**TASK DIRECTIONS**. When a line in the data below includes "icon", pick it out and copy it.

**DATASET EXCERPTS**.
--*--
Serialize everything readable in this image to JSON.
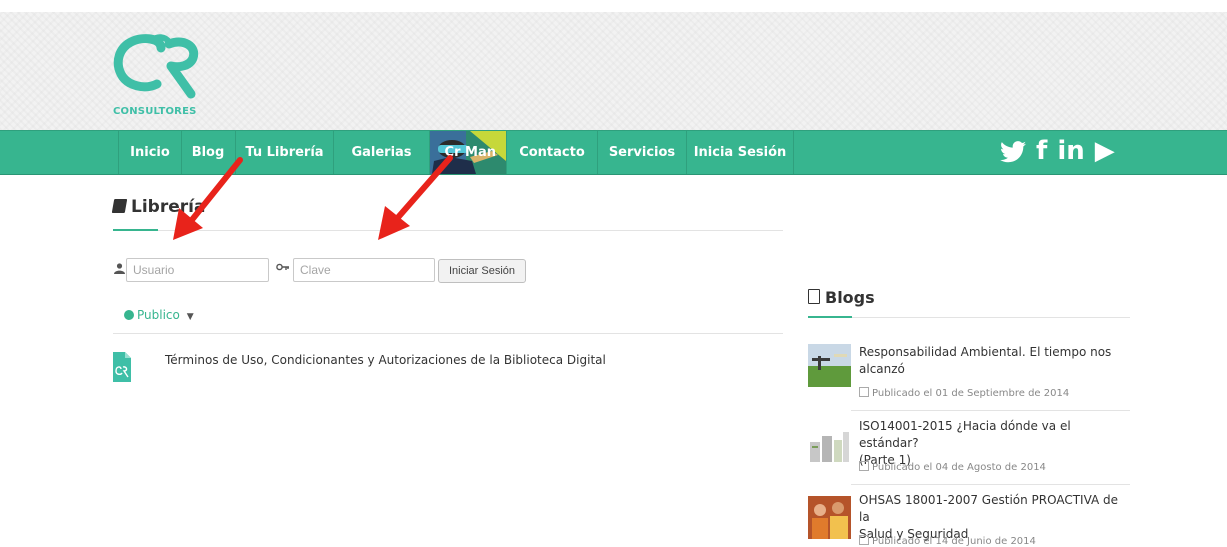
{
  "logo": {
    "text": "CONSULTORES"
  },
  "nav": {
    "items": [
      {
        "label": "Inicio"
      },
      {
        "label": "Blog"
      },
      {
        "label": "Tu Librería"
      },
      {
        "label": "Galerias"
      },
      {
        "label": "Cr Man"
      },
      {
        "label": "Contacto"
      },
      {
        "label": "Servicios"
      },
      {
        "label": "Inicia Sesión"
      }
    ]
  },
  "social": {
    "twitter": "twitter-icon",
    "facebook": "f",
    "linkedin": "in",
    "youtube": "▶"
  },
  "library": {
    "title": "Librería",
    "username_placeholder": "Usuario",
    "password_placeholder": "Clave",
    "login_button": "Iniciar Sesión",
    "filter_label": "Publico",
    "document_title": "Términos de Uso, Condicionantes y Autorizaciones de la Biblioteca Digital"
  },
  "blogs": {
    "title": "Blogs",
    "posts": [
      {
        "title_line1": "Responsabilidad Ambiental. El tiempo nos",
        "title_line2": "alcanzó",
        "date": "Publicado el 01 de Septiembre de 2014"
      },
      {
        "title_line1": "ISO14001-2015 ¿Hacia dónde va el estándar?",
        "title_line2": "(Parte 1)",
        "date": "Publicado el 04 de Agosto de 2014"
      },
      {
        "title_line1": "OHSAS 18001-2007 Gestión PROACTIVA de la",
        "title_line2": "Salud y Seguridad",
        "date": "Publicado el 14 de Junio de 2014"
      }
    ]
  },
  "colors": {
    "accent": "#37b58f",
    "annotation_arrow": "#e8231b"
  }
}
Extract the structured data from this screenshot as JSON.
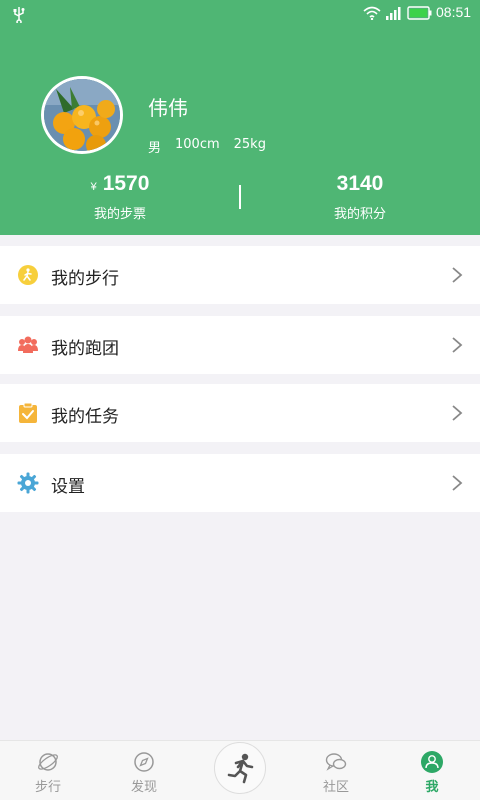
{
  "status_bar": {
    "time": "08:51"
  },
  "profile": {
    "name": "伟伟",
    "gender": "男",
    "height": "100cm",
    "weight": "25kg"
  },
  "stats": {
    "currency": "¥",
    "steps_value": "1570",
    "steps_label": "我的步票",
    "points_value": "3140",
    "points_label": "我的积分"
  },
  "menu": {
    "items": [
      {
        "label": "我的步行",
        "icon": "walk-icon"
      },
      {
        "label": "我的跑团",
        "icon": "group-icon"
      },
      {
        "label": "我的任务",
        "icon": "task-icon"
      },
      {
        "label": "设置",
        "icon": "gear-icon"
      }
    ]
  },
  "tabbar": {
    "tabs": [
      {
        "label": "步行",
        "icon": "planet-icon"
      },
      {
        "label": "发现",
        "icon": "compass-icon"
      },
      {
        "label": "",
        "icon": "runner-icon"
      },
      {
        "label": "社区",
        "icon": "chat-icon"
      },
      {
        "label": "我",
        "icon": "person-icon",
        "active": true
      }
    ]
  },
  "colors": {
    "brand_green": "#4fb674",
    "active_tab": "#2da866"
  }
}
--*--
**REPLY**.
    "twitter": "twitter-icon",
        "icon": "walk-icon"
        "icon": "group-icon"
        "icon": "task-icon"
        "icon": "gear-icon"
        "icon": "planet-icon"
        "icon": "compass-icon"
        "icon": "runner-icon"
        "icon": "chat-icon"
        "icon": "person-icon",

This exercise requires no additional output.